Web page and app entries
+--
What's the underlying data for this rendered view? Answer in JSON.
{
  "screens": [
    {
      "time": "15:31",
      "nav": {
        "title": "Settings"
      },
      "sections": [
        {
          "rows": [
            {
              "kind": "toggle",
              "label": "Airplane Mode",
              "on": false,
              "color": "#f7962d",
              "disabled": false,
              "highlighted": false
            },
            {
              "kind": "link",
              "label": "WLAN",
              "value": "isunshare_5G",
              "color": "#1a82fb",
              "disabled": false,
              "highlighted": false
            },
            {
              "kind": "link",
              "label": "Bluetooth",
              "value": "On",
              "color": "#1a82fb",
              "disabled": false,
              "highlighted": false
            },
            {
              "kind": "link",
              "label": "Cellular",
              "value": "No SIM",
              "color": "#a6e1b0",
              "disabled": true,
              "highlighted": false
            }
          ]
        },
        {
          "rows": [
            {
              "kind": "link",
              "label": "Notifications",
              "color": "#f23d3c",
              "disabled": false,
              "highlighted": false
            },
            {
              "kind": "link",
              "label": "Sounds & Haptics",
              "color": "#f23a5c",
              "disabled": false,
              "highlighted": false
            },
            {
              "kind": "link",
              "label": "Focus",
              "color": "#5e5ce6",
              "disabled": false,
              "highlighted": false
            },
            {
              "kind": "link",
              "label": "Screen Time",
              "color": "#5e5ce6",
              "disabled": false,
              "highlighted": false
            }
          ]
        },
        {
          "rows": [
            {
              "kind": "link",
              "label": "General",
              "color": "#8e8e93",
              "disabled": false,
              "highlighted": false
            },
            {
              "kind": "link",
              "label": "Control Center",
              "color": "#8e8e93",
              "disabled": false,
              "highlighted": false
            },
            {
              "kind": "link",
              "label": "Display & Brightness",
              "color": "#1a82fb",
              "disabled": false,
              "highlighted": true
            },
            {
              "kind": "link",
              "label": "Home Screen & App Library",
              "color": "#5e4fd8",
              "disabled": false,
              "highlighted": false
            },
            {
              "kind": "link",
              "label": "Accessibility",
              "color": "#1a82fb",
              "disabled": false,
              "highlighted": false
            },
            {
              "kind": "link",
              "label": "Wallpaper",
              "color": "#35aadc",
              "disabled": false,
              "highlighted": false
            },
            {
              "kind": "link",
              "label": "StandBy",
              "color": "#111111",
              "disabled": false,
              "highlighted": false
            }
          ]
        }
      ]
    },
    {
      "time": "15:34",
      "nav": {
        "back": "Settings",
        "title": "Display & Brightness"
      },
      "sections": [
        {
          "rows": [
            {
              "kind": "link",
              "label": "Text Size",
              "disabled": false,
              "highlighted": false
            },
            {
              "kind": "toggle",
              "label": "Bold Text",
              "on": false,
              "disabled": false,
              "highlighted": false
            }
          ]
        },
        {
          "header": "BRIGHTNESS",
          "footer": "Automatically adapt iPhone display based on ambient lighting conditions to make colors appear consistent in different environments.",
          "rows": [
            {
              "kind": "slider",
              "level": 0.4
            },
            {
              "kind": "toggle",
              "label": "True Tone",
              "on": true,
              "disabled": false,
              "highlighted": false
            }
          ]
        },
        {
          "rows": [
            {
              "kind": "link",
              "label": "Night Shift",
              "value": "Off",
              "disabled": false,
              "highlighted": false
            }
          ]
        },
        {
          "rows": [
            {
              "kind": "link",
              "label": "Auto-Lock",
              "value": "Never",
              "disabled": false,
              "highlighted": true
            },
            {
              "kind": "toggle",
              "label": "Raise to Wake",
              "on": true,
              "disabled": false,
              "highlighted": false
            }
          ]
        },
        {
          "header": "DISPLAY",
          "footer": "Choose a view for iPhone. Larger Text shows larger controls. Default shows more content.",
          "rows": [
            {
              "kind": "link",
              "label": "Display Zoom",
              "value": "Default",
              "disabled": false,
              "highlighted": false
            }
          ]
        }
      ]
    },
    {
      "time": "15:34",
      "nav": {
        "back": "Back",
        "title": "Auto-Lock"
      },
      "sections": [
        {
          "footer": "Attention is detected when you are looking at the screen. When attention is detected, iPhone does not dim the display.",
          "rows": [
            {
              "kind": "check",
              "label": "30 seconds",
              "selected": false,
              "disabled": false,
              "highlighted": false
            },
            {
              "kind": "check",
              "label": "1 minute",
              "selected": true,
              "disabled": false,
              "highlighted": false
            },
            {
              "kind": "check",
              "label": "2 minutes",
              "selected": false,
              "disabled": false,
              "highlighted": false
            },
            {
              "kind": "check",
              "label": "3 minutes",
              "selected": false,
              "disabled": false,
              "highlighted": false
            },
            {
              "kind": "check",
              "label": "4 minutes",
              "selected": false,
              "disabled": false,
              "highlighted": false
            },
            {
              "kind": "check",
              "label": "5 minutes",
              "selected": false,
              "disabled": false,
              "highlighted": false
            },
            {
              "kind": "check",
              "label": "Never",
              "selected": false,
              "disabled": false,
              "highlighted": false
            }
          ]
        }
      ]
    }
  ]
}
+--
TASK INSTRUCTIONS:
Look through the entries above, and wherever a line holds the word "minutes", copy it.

ANSWER TO THIS PROBLEM:
              "label": "2 minutes",
              "label": "3 minutes",
              "label": "4 minutes",
              "label": "5 minutes",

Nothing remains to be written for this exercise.